## BRIEF
Please give the data again in full, precisely as it is written.

## DATA SUPPLIED
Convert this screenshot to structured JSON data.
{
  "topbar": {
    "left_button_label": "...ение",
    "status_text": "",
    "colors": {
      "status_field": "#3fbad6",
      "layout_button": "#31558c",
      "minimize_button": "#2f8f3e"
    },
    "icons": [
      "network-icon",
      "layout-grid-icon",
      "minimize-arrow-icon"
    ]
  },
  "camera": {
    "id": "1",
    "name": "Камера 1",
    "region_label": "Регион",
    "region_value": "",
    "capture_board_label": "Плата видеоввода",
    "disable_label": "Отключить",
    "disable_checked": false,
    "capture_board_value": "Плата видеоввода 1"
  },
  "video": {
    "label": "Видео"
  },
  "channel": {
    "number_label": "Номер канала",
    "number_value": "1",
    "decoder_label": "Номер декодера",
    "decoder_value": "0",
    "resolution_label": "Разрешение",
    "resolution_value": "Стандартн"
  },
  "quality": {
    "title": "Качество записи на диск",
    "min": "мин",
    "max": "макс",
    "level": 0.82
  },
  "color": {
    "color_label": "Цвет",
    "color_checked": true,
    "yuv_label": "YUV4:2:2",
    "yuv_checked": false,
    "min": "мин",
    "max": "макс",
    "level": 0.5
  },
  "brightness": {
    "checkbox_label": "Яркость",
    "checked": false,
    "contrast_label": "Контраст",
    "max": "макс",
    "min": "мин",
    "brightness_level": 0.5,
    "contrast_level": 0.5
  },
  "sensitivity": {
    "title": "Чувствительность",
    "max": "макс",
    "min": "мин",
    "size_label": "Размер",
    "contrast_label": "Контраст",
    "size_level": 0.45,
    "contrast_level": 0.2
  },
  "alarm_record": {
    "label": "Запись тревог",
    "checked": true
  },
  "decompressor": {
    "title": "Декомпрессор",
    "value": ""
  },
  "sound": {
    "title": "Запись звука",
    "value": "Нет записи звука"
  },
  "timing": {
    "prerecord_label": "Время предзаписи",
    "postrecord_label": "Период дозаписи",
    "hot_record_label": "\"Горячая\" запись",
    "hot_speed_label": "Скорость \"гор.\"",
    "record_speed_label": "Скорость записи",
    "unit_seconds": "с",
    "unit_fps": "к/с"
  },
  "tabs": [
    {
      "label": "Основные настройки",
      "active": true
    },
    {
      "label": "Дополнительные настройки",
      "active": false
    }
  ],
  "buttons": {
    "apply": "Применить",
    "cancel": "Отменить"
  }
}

## COMPLETED EXERCISE
Convert this screenshot to structured JSON data.
{
  "topbar": {
    "left_button_label": "...ение",
    "status_text": "",
    "colors": {
      "status_field": "#3fbad6",
      "layout_button": "#31558c",
      "minimize_button": "#2f8f3e"
    },
    "icons": [
      "network-icon",
      "layout-grid-icon",
      "minimize-arrow-icon"
    ]
  },
  "camera": {
    "id": "1",
    "name": "Камера 1",
    "region_label": "Регион",
    "region_value": "",
    "capture_board_label": "Плата видеоввода",
    "disable_label": "Отключить",
    "disable_checked": false,
    "capture_board_value": "Плата видеоввода 1"
  },
  "video": {
    "label": "Видео"
  },
  "channel": {
    "number_label": "Номер канала",
    "number_value": "1",
    "decoder_label": "Номер декодера",
    "decoder_value": "0",
    "resolution_label": "Разрешение",
    "resolution_value": "Стандартн"
  },
  "quality": {
    "title": "Качество записи на диск",
    "min": "мин",
    "max": "макс",
    "level": 0.82
  },
  "color": {
    "color_label": "Цвет",
    "color_checked": true,
    "yuv_label": "YUV4:2:2",
    "yuv_checked": false,
    "min": "мин",
    "max": "макс",
    "level": 0.5
  },
  "brightness": {
    "checkbox_label": "Яркость",
    "checked": false,
    "contrast_label": "Контраст",
    "max": "макс",
    "min": "мин",
    "brightness_level": 0.5,
    "contrast_level": 0.5
  },
  "sensitivity": {
    "title": "Чувствительность",
    "max": "макс",
    "min": "мин",
    "size_label": "Размер",
    "contrast_label": "Контраст",
    "size_level": 0.45,
    "contrast_level": 0.2
  },
  "alarm_record": {
    "label": "Запись тревог",
    "checked": true
  },
  "decompressor": {
    "title": "Декомпрессор",
    "value": ""
  },
  "sound": {
    "title": "Запись звука",
    "value": "Нет записи звука"
  },
  "timing": {
    "prerecord_label": "Время предзаписи",
    "postrecord_label": "Период дозаписи",
    "hot_record_label": "\"Горячая\" запись",
    "hot_speed_label": "Скорость \"гор.\"",
    "record_speed_label": "Скорость записи",
    "unit_seconds": "с",
    "unit_fps": "к/с"
  },
  "tabs": [
    {
      "label": "Основные настройки",
      "active": true
    },
    {
      "label": "Дополнительные настройки",
      "active": false
    }
  ],
  "buttons": {
    "apply": "Применить",
    "cancel": "Отменить"
  }
}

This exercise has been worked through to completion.